Power prices: People fight back

PUT ANOTHER LOG ON THE FIRE: As electricity prices rise, Ablaze business owner David Phipps says more people are turning to wood fires.
PUT ANOTHER LOG ON THE FIRE: As electricity prices rise, Ablaze business owner David Phipps says more people are turning to wood fires.

Record power bills will force more people to switch off their heaters this winter, ultimately putting children and the elderly in hospital, social providers say.

Most big power retailers are raising their prices to record levels within the next month, with some in the capital set to be hit with increases of up to 7 per cent.

Retailers and electricity networks are blaming each other for the rises. Nova, an electricity supplier, sent a letter to a Petone customer this week announcing a doubling of its daily charge - from 81 cents to $1.69 - and blaming lines company Wellington Electricity.

The Electricity Authority - the Crown body that monitors competition in the market - said this week it would step in to uncover exactly why prices are rising.

Regardless of who is to blame, social agencies say higher bills will mean more disconnections, and low-income groups going without heating.

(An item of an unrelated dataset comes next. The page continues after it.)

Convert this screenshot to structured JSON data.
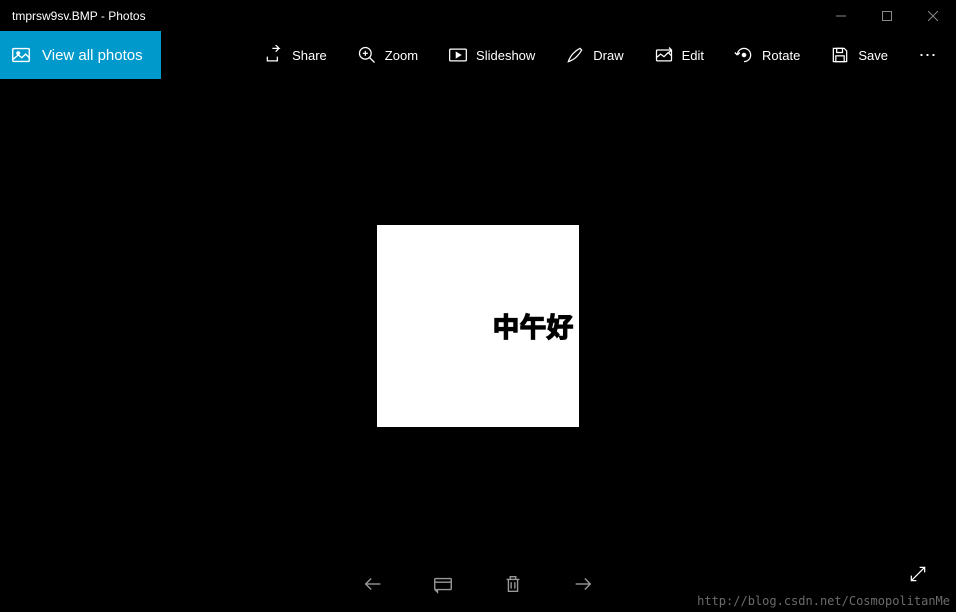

It would also mean more babies and elderly people in hospital with respiratory illnesses linked to the cold.

Geoff Curson, a co-ordinator at the Budgeting and Advocacy Service in the Wellington suburb of Newtown, said an increasing number of his clients were turning to loan sharks just to pay their power bills.

More also seemed to be migrating to a pay-as-you-go electricity supply that can cut out once the credit reaches zero, or had become caught between providers and had no power at all.

For low-income families and some older people, any price increase, even a slight one, had a huge impact on their ability to pay for other things, he said.

"We do have clients that don't turn the heater on at all, they just use a blanket. We had one family that spent three nights in the dark after they had their power turned off."

Community Energy Network executive officer Jo Wills said clients had reported not taking warm showers or not using hot water for washing the dishes.

Cold, unhygienic homes inevitably led to more illness and ultimately more people in hospital. "And we know it's not getting any better. It's probably getting worse."

Wellington academic Geoff Bertram, whose research has included looking at competition in New Zealand's electricity market, said the latest price rises would mean more poverty and power disconnections.

The rises were starting to push people to other energy sources, such as gas and wood.

"If you get disconnected, most people put on a woollen jersey and light the fire."

Debate over power prices has raged for decades, with critics claiming steep hikes are a profit grab in an uncompetitive market. Power companies have contested these claims, and the Government has said a big industry shake-up in 2010 had improved competition.

Last month the power companies were backed by the Electricity Authority, which said the cost of power had actually risen faster than the price paid by retail customers.


As electricity prices rise, David Phipps, says more people are turning to wood fires. For most of the past decade, the Ablaze business owner found himself selling less and less wood as people switched to heat pumps to warm their homes.

But about two years ago the trend switched, and he believes rising power prices have been the main driver.

"We get a lot of people calling up horrified at their $900 power bill. That sort of thing would happen several times a day," he said. Last year outsold the year before, despite a mild winter, and he is expecting to sell a third as much again this year.

People were also more likely to buy less, more often, to space out the cost, he said. "I think really it just comes down to fuel poverty."


Keep warm

Draw curtains at dusk to keep the day's heat in.

Window film kits keep heat in without the expense of double glazing.

Use the timer on your heater, if you have one.

Keep dry

Fix any broken or leaking pipes.

Install extraction fans or vents. If you can't afford them, open the windows while cooking or having a shower.

Dry clothes outside, or in a vented dryer.

Save on hot water

Use cold water washes in washing machines.

Take shorter showers.

Use efficient showerheads.

Save on appliances

Don't leave things on standby.

Turn them off at the plug.

Check your fridge door seals.

Use a heated towel rail only when needed. Don't leave it on.

Save on lighting

Turn lights off when you're not using them.

Replace frequently used bulbs with low-energy versions.

Source: EECA Energywise

The Dominion Post